A study carried out by scientists at the Centro Nacional de Investigaciones Cardiovasculares (CNIC) and led by Dr. Guadalupe Sabio has identified a key role for the MKK3/6–p38γ/δ signaling pathway in the development of cardiac hypertrophy. The results, published in the journal eLife, suggest that inhibition of p38γ/δ could be a useful therapeutic strategy for diseases such as hypertrophic cardiomyopathy; however, this avenue remains unexplored because of the lack of specific inhibitors for these kinase enzymes. The study also shows the opposite effect upon inhibition of another member of this protein family, p38α, indicating that long-term clinical use of p38α inhibitors to treat chronic disease risks damage to the heart.
The human heart beats approximately 100,000 times a day to pump blood throughout the body, supplying the oxygen and nutrients that the body’s organs need to function. The heart has to satisfy this demand for blood not only under normal conditions, but also under conditions of stress. To achieve this, the heart has the capacity to increase in size, a process called hypertrophy. Cardiac hypertrophy is how the heart grows after birth and is also a normal response to physical exercise, explained first author Rafael Romero.

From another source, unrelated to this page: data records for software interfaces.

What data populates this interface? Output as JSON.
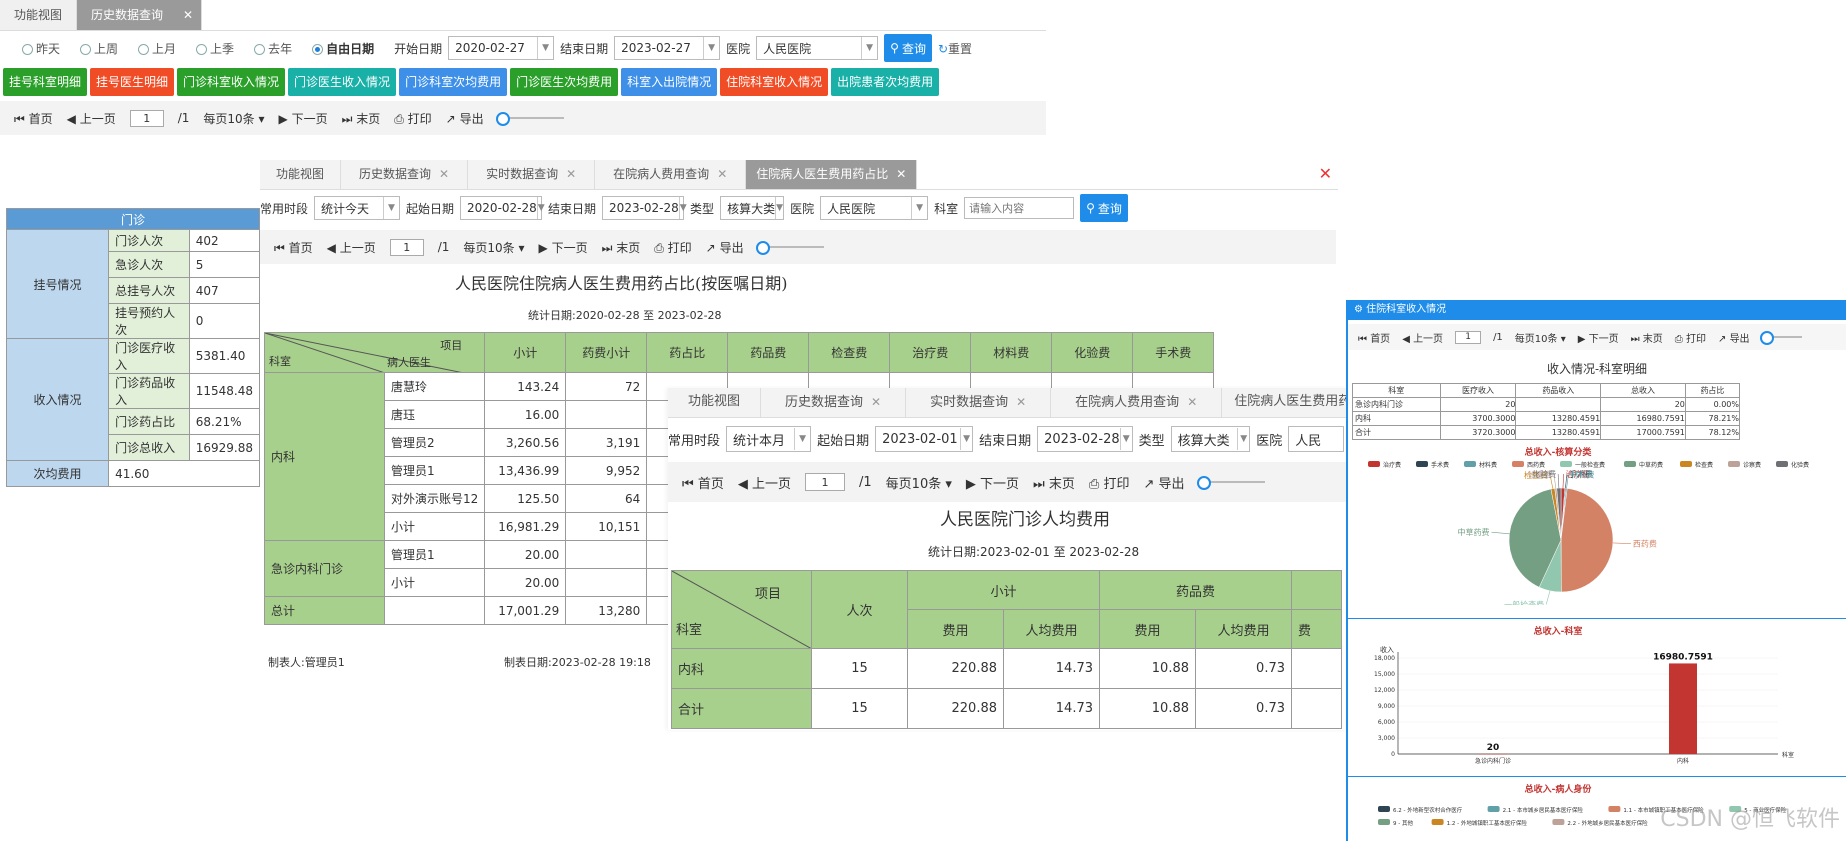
{
  "p1": {
    "tabs": [
      "功能视图",
      "历史数据查询"
    ],
    "radios": [
      "昨天",
      "上周",
      "上月",
      "上季",
      "去年",
      "自由日期"
    ],
    "start_label": "开始日期",
    "start_val": "2020-02-27",
    "end_label": "结束日期",
    "end_val": "2023-02-27",
    "hosp_label": "医院",
    "hosp_val": "人民医院",
    "query": "查询",
    "reset": "重置",
    "buttons": [
      "挂号科室明细",
      "挂号医生明细",
      "门诊科室收入情况",
      "门诊医生收入情况",
      "门诊科室次均费用",
      "门诊医生次均费用",
      "科室入出院情况",
      "住院科室收入情况",
      "出院患者次均费用"
    ],
    "pager": {
      "first": "首页",
      "prev": "上一页",
      "page": "1",
      "of": "/1",
      "per": "每页10条",
      "next": "下一页",
      "last": "末页",
      "print": "打印",
      "export": "导出"
    },
    "table": {
      "header": "门诊",
      "groups": [
        {
          "name": "挂号情况",
          "rows": [
            [
              "门诊人次",
              "402"
            ],
            [
              "急诊人次",
              "5"
            ],
            [
              "总挂号人次",
              "407"
            ],
            [
              "挂号预约人次",
              "0"
            ]
          ]
        },
        {
          "name": "收入情况",
          "rows": [
            [
              "门诊医疗收入",
              "5381.40"
            ],
            [
              "门诊药品收入",
              "11548.48"
            ],
            [
              "门诊药占比",
              "68.21%"
            ],
            [
              "门诊总收入",
              "16929.88"
            ]
          ]
        }
      ],
      "avg_label": "次均费用",
      "avg_val": "41.60"
    }
  },
  "p2": {
    "tabs": [
      "功能视图",
      "历史数据查询",
      "实时数据查询",
      "在院病人费用查询",
      "住院病人医生费用药占比"
    ],
    "period_label": "常用时段",
    "period_val": "统计今天",
    "start_label": "起始日期",
    "start_val": "2020-02-28",
    "end_label": "结束日期",
    "end_val": "2023-02-28",
    "type_label": "类型",
    "type_val": "核算大类",
    "hosp_label": "医院",
    "hosp_val": "人民医院",
    "dept_label": "科室",
    "dept_ph": "请输入内容",
    "query": "查询",
    "pager": {
      "first": "首页",
      "prev": "上一页",
      "page": "1",
      "of": "/1",
      "per": "每页10条",
      "next": "下一页",
      "last": "末页",
      "print": "打印",
      "export": "导出"
    },
    "title": "人民医院住院病人医生费用药占比(按医嘱日期)",
    "stat": "统计日期:2020-02-28 至 2023-02-28",
    "h_item": "项目",
    "h_dept": "科室",
    "h_doc": "病人医生",
    "cols": [
      "小计",
      "药费小计",
      "药占比",
      "药品费",
      "检查费",
      "治疗费",
      "材料费",
      "化验费",
      "手术费"
    ],
    "dept1": "内科",
    "rows1": [
      [
        "唐慧玲",
        "143.24",
        "72"
      ],
      [
        "唐珏",
        "16.00",
        ""
      ],
      [
        "管理员2",
        "3,260.56",
        "3,191"
      ],
      [
        "管理员1",
        "13,436.99",
        "9,952"
      ],
      [
        "对外演示账号12",
        "125.50",
        "64"
      ],
      [
        "小计",
        "16,981.29",
        "10,151"
      ]
    ],
    "dept2": "急诊内科门诊",
    "rows2": [
      [
        "管理员1",
        "20.00",
        ""
      ],
      [
        "小计",
        "20.00",
        ""
      ]
    ],
    "total_label": "总计",
    "total_v1": "17,001.29",
    "total_v2": "13,280",
    "maker": "制表人:管理员1",
    "date": "制表日期:2023-02-28  19:18"
  },
  "p3": {
    "tabs": [
      "功能视图",
      "历史数据查询",
      "实时数据查询",
      "在院病人费用查询",
      "住院病人医生费用药"
    ],
    "period_label": "常用时段",
    "period_val": "统计本月",
    "start_label": "起始日期",
    "start_val": "2023-02-01",
    "end_label": "结束日期",
    "end_val": "2023-02-28",
    "type_label": "类型",
    "type_val": "核算大类",
    "hosp_label": "医院",
    "hosp_val": "人民",
    "pager": {
      "first": "首页",
      "prev": "上一页",
      "page": "1",
      "of": "/1",
      "per": "每页10条",
      "next": "下一页",
      "last": "末页",
      "print": "打印",
      "export": "导出"
    },
    "title": "人民医院门诊人均费用",
    "stat": "统计日期:2023-02-01  至  2023-02-28",
    "h_item": "项目",
    "h_dept": "科室",
    "h_count": "人次",
    "h_sub": "小计",
    "h_drug": "药品费",
    "h_fee": "费用",
    "h_avg": "人均费用",
    "h_fee2": "费",
    "rows": [
      [
        "内科",
        "15",
        "220.88",
        "14.73",
        "10.88",
        "0.73"
      ],
      [
        "合计",
        "15",
        "220.88",
        "14.73",
        "10.88",
        "0.73"
      ]
    ]
  },
  "p4": {
    "title_bar": "住院科室收入情况",
    "pager": {
      "first": "首页",
      "prev": "上一页",
      "page": "1",
      "of": "/1",
      "per": "每页10条",
      "next": "下一页",
      "last": "末页",
      "print": "打印",
      "export": "导出"
    },
    "title": "收入情况-科室明细",
    "cols": [
      "科室",
      "医疗收入",
      "药品收入",
      "总收入",
      "药占比"
    ],
    "rows": [
      [
        "急诊内科门诊",
        "20",
        "",
        "20",
        "0.00%"
      ],
      [
        "内科",
        "3700.3000",
        "13280.4591",
        "16980.7591",
        "78.21%"
      ],
      [
        "合计",
        "3720.3000",
        "13280.4591",
        "17000.7591",
        "78.12%"
      ]
    ],
    "watermark": "CSDN @恒飞软件"
  },
  "chart_data": [
    {
      "type": "pie",
      "title": "总收入-核算分类",
      "legend": [
        "治疗费",
        "手术费",
        "材料费",
        "西药费",
        "一般检查费",
        "中草药费",
        "检查费",
        "诊察费",
        "化验费"
      ],
      "colors": [
        "#c23531",
        "#2f4554",
        "#61a0a8",
        "#d48265",
        "#91c7ae",
        "#749f83",
        "#ca8622",
        "#bda29a",
        "#6e7074"
      ],
      "values": [
        1.2,
        0.3,
        0.4,
        48,
        7,
        40,
        1.2,
        0.6,
        1.3
      ],
      "labels": [
        "治疗费",
        "手术费",
        "材料费",
        "西药费",
        "一般检查费",
        "中草药费",
        "检查费",
        "诊察费",
        "化验费"
      ]
    },
    {
      "type": "bar",
      "title": "总收入-科室",
      "ylabel": "收入",
      "xlabel": "科室",
      "categories": [
        "急诊内科门诊",
        "内科"
      ],
      "values": [
        20,
        16980.7591
      ],
      "data_labels": [
        "20",
        "16980.7591"
      ],
      "yticks": [
        "0",
        "3,000",
        "6,000",
        "9,000",
        "12,000",
        "15,000",
        "18,000"
      ],
      "ylim": [
        0,
        18000
      ],
      "color": "#c23531"
    },
    {
      "type": "pie",
      "title": "总收入-病人身份",
      "legend": [
        "6.2 - 外地新型农村合作医疗",
        "2.1 - 本市城乡居民基本医疗保险",
        "1.1 - 本市城镇职工基本医疗保险",
        "5 - 商业医疗保险",
        "9 - 其他",
        "1.2 - 外地城镇职工基本医疗保险",
        "2.2 - 外地城乡居民基本医疗保险"
      ],
      "colors": [
        "#2f4554",
        "#61a0a8",
        "#d48265",
        "#91c7ae",
        "#749f83",
        "#ca8622",
        "#bda29a"
      ]
    }
  ]
}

But cardiac hypertrophy can also be triggered by high blood pressure and some genetic diseases.
The contractile cells of the heart, called cardiomyocytes, contain numerous molecular pathways whose activation promotes cardiac hypertrophy. “One of these is the p38 pathway, which is activated in response to stress stimuli,” explained Romero. The p38 proteins control a broad spectrum of processes, and their dysregulation has been linked to numerous diseases, making them promising pharmacological targets for clinical use. Nevertheless, specific inhibitors have been identified for only one of the p38 isoforms, p38α. As Dr. Sabio recognized, “the results of clinical trials to date have been disappointing, but other proteins of the pathway, such as p38γ, p38δ, or the upstream activator MKK6, are interesting possible alternative pharmacological targets”.
With this in mind, the team investigated the safety and potential long-term negative effects of inhibiting MKK6. Using mice genetically engineered to lack MKK6, the scientists showed that the absence of this protein reduced life expectancy. These mice developed cardiac hypertrophy when young and developed cardiac dysfunction as they got older. Using other mouse models, the researchers found that when MKK6 is absent the activation of p38α is significantly reduced.
Nevertheless, inactivation of p38α promoted an unexpected activation of the other branch of the pathway, consisting of the proteins MKK3, p38γ, and p38δ. This activation induced another of the key pathways in the development of cardiac hypertrophy, the mTOR pathway.
“We have identified a key role for the MKK3/6–p38γ/δ pathway in the development of cardiac hypertrophy,” said Dr. Sabio. “This has implications for the use of p38α inhibitors to treat chronic conditions, since they could be cardiotoxic over the long term. At the same time, our results indicate that efforts should be focused on the search for specific inhibitors of p38g and p38δ that could be used to treat cardiac disease.”
The study received support from the following funding bodies: MINECO-FEDER, the American Heart Association; EFSD/Lilly European Diabetes Research; Fundación AECC and the Comunidad de Madrid IMMUNOTHERCAN-CM; Instituto Nacional de Corazón, Pulmón y Sangre; Fundación Bancaria “La Caixa”; Fundación La Marató TV3; the FP7 Marie Curie Programme; premio EFSD Rising Star and JDC-2018-Incorporación (MIN/JDC1802).
About the CNIC
The Centro Nacional de Investigaciones Cardiovasculares (CNIC), directed by Dr. Valentín Fuster, is dedicated to cardiovascular research and the translation of knowledge gained into real benefits for patients. The CNIC, recognized by the Spanish government as a Severo Ochoa center of excellence, is financed through a pioneering public-private partnership between the government (through the Carlos III Institute of Health) and the Pro-CNIC Foundation, which brings together 12 of the most important Spanish private companies.